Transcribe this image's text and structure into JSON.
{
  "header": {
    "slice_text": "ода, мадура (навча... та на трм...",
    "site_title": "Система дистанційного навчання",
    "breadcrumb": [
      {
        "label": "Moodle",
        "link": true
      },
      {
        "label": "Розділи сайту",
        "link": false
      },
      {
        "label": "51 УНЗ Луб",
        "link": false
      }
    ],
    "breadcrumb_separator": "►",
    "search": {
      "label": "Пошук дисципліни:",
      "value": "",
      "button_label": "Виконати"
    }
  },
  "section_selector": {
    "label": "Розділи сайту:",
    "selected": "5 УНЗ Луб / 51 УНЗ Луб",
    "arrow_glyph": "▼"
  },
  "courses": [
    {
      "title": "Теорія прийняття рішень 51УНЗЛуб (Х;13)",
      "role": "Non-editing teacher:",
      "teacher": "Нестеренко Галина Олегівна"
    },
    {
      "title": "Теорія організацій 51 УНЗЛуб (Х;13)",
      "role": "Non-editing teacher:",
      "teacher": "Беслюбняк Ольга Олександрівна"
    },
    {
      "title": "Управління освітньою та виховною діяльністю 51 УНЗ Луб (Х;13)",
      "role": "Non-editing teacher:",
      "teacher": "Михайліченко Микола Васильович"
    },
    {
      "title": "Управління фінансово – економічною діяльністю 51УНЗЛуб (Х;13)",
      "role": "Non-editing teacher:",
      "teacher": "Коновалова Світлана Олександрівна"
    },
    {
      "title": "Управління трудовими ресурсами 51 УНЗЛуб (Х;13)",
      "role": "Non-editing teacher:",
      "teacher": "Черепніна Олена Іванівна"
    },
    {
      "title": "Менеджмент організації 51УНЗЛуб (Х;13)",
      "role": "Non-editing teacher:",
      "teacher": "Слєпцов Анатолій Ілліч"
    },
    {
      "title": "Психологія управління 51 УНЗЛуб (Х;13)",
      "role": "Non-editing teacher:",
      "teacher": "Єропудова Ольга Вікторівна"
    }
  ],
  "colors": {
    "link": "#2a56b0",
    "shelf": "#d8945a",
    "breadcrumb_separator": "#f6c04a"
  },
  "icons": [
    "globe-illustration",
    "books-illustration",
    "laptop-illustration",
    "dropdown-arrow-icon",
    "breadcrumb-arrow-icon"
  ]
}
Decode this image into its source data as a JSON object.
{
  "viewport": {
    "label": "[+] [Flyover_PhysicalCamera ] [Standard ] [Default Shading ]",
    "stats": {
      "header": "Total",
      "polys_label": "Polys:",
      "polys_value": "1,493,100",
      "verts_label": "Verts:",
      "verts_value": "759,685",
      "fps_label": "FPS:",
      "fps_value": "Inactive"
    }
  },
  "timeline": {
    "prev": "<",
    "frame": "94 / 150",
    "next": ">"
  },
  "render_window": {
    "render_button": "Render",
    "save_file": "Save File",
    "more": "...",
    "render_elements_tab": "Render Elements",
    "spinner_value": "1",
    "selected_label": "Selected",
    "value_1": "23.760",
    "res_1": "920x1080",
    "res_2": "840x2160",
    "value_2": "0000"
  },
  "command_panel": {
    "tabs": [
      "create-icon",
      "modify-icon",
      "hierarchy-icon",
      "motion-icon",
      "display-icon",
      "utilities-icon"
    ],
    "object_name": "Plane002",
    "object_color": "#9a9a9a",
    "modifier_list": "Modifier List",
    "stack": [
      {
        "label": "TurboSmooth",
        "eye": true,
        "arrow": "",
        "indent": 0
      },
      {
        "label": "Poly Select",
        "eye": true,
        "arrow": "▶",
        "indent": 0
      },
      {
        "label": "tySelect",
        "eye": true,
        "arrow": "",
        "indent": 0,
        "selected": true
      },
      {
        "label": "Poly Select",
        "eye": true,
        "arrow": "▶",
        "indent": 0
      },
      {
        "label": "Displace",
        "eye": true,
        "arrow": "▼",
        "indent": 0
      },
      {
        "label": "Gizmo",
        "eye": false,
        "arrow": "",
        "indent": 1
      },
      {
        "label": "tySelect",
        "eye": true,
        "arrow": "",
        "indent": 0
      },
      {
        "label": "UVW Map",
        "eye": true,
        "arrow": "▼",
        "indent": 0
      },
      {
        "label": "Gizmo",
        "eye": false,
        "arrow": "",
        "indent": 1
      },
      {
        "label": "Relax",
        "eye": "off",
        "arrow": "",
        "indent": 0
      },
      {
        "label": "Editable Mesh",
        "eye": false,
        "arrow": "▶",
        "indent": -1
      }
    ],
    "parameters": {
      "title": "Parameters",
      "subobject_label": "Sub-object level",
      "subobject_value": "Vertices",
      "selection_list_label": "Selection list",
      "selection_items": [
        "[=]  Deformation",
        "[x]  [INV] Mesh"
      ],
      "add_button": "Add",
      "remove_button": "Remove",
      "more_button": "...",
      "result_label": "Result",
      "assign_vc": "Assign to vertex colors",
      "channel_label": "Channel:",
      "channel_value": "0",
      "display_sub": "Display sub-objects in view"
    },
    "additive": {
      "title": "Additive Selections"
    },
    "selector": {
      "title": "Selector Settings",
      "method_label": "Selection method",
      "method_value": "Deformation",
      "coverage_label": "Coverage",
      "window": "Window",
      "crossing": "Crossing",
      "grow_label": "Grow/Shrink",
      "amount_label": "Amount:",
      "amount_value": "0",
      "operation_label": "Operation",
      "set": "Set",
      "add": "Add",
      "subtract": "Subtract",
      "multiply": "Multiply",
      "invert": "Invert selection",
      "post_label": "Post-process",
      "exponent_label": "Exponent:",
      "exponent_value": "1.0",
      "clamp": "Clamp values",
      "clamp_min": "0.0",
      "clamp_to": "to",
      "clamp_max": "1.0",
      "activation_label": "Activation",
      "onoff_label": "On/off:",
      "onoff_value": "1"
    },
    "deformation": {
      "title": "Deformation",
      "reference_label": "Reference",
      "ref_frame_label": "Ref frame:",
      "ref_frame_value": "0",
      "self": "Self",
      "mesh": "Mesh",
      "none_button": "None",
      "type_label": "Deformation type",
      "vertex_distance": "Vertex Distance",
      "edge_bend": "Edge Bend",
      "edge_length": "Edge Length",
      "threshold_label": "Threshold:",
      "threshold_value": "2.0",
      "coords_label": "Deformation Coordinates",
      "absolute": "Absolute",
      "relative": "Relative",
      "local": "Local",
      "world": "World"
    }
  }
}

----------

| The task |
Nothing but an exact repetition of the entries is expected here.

| Answer section |
Transcribe this image's text and structure into JSON.
{
  "header": {
    "slice_text": "ода, мадура (навча... та на трм...",
    "site_title": "Система дистанційного навчання",
    "breadcrumb": [
      {
        "label": "Moodle",
        "link": true
      },
      {
        "label": "Розділи сайту",
        "link": false
      },
      {
        "label": "51 УНЗ Луб",
        "link": false
      }
    ],
    "breadcrumb_separator": "►",
    "search": {
      "label": "Пошук дисципліни:",
      "value": "",
      "button_label": "Виконати"
    }
  },
  "section_selector": {
    "label": "Розділи сайту:",
    "selected": "5 УНЗ Луб / 51 УНЗ Луб",
    "arrow_glyph": "▼"
  },
  "courses": [
    {
      "title": "Теорія прийняття рішень 51УНЗЛуб (Х;13)",
      "role": "Non-editing teacher:",
      "teacher": "Нестеренко Галина Олегівна"
    },
    {
      "title": "Теорія організацій 51 УНЗЛуб (Х;13)",
      "role": "Non-editing teacher:",
      "teacher": "Беслюбняк Ольга Олександрівна"
    },
    {
      "title": "Управління освітньою та виховною діяльністю 51 УНЗ Луб (Х;13)",
      "role": "Non-editing teacher:",
      "teacher": "Михайліченко Микола Васильович"
    },
    {
      "title": "Управління фінансово – економічною діяльністю 51УНЗЛуб (Х;13)",
      "role": "Non-editing teacher:",
      "teacher": "Коновалова Світлана Олександрівна"
    },
    {
      "title": "Управління трудовими ресурсами 51 УНЗЛуб (Х;13)",
      "role": "Non-editing teacher:",
      "teacher": "Черепніна Олена Іванівна"
    },
    {
      "title": "Менеджмент організації 51УНЗЛуб (Х;13)",
      "role": "Non-editing teacher:",
      "teacher": "Слєпцов Анатолій Ілліч"
    },
    {
      "title": "Психологія управління 51 УНЗЛуб (Х;13)",
      "role": "Non-editing teacher:",
      "teacher": "Єропудова Ольга Вікторівна"
    }
  ],
  "colors": {
    "link": "#2a56b0",
    "shelf": "#d8945a",
    "breadcrumb_separator": "#f6c04a"
  },
  "icons": [
    "globe-illustration",
    "books-illustration",
    "laptop-illustration",
    "dropdown-arrow-icon",
    "breadcrumb-arrow-icon"
  ]
}
Decode this image into its source data as a JSON object.
{
  "viewport": {
    "label": "[+] [Flyover_PhysicalCamera ] [Standard ] [Default Shading ]",
    "stats": {
      "header": "Total",
      "polys_label": "Polys:",
      "polys_value": "1,493,100",
      "verts_label": "Verts:",
      "verts_value": "759,685",
      "fps_label": "FPS:",
      "fps_value": "Inactive"
    }
  },
  "timeline": {
    "prev": "<",
    "frame": "94 / 150",
    "next": ">"
  },
  "render_window": {
    "render_button": "Render",
    "save_file": "Save File",
    "more": "...",
    "render_elements_tab": "Render Elements",
    "spinner_value": "1",
    "selected_label": "Selected",
    "value_1": "23.760",
    "res_1": "920x1080",
    "res_2": "840x2160",
    "value_2": "0000"
  },
  "command_panel": {
    "tabs": [
      "create-icon",
      "modify-icon",
      "hierarchy-icon",
      "motion-icon",
      "display-icon",
      "utilities-icon"
    ],
    "object_name": "Plane002",
    "object_color": "#9a9a9a",
    "modifier_list": "Modifier List",
    "stack": [
      {
        "label": "TurboSmooth",
        "eye": true,
        "arrow": "",
        "indent": 0
      },
      {
        "label": "Poly Select",
        "eye": true,
        "arrow": "▶",
        "indent": 0
      },
      {
        "label": "tySelect",
        "eye": true,
        "arrow": "",
        "indent": 0,
        "selected": true
      },
      {
        "label": "Poly Select",
        "eye": true,
        "arrow": "▶",
        "indent": 0
      },
      {
        "label": "Displace",
        "eye": true,
        "arrow": "▼",
        "indent": 0
      },
      {
        "label": "Gizmo",
        "eye": false,
        "arrow": "",
        "indent": 1
      },
      {
        "label": "tySelect",
        "eye": true,
        "arrow": "",
        "indent": 0
      },
      {
        "label": "UVW Map",
        "eye": true,
        "arrow": "▼",
        "indent": 0
      },
      {
        "label": "Gizmo",
        "eye": false,
        "arrow": "",
        "indent": 1
      },
      {
        "label": "Relax",
        "eye": "off",
        "arrow": "",
        "indent": 0
      },
      {
        "label": "Editable Mesh",
        "eye": false,
        "arrow": "▶",
        "indent": -1
      }
    ],
    "parameters": {
      "title": "Parameters",
      "subobject_label": "Sub-object level",
      "subobject_value": "Vertices",
      "selection_list_label": "Selection list",
      "selection_items": [
        "[=]  Deformation",
        "[x]  [INV] Mesh"
      ],
      "add_button": "Add",
      "remove_button": "Remove",
      "more_button": "...",
      "result_label": "Result",
      "assign_vc": "Assign to vertex colors",
      "channel_label": "Channel:",
      "channel_value": "0",
      "display_sub": "Display sub-objects in view"
    },
    "additive": {
      "title": "Additive Selections"
    },
    "selector": {
      "title": "Selector Settings",
      "method_label": "Selection method",
      "method_value": "Deformation",
      "coverage_label": "Coverage",
      "window": "Window",
      "crossing": "Crossing",
      "grow_label": "Grow/Shrink",
      "amount_label": "Amount:",
      "amount_value": "0",
      "operation_label": "Operation",
      "set": "Set",
      "add": "Add",
      "subtract": "Subtract",
      "multiply": "Multiply",
      "invert": "Invert selection",
      "post_label": "Post-process",
      "exponent_label": "Exponent:",
      "exponent_value": "1.0",
      "clamp": "Clamp values",
      "clamp_min": "0.0",
      "clamp_to": "to",
      "clamp_max": "1.0",
      "activation_label": "Activation",
      "onoff_label": "On/off:",
      "onoff_value": "1"
    },
    "deformation": {
      "title": "Deformation",
      "reference_label": "Reference",
      "ref_frame_label": "Ref frame:",
      "ref_frame_value": "0",
      "self": "Self",
      "mesh": "Mesh",
      "none_button": "None",
      "type_label": "Deformation type",
      "vertex_distance": "Vertex Distance",
      "edge_bend": "Edge Bend",
      "edge_length": "Edge Length",
      "threshold_label": "Threshold:",
      "threshold_value": "2.0",
      "coords_label": "Deformation Coordinates",
      "absolute": "Absolute",
      "relative": "Relative",
      "local": "Local",
      "world": "World"
    }
  }
}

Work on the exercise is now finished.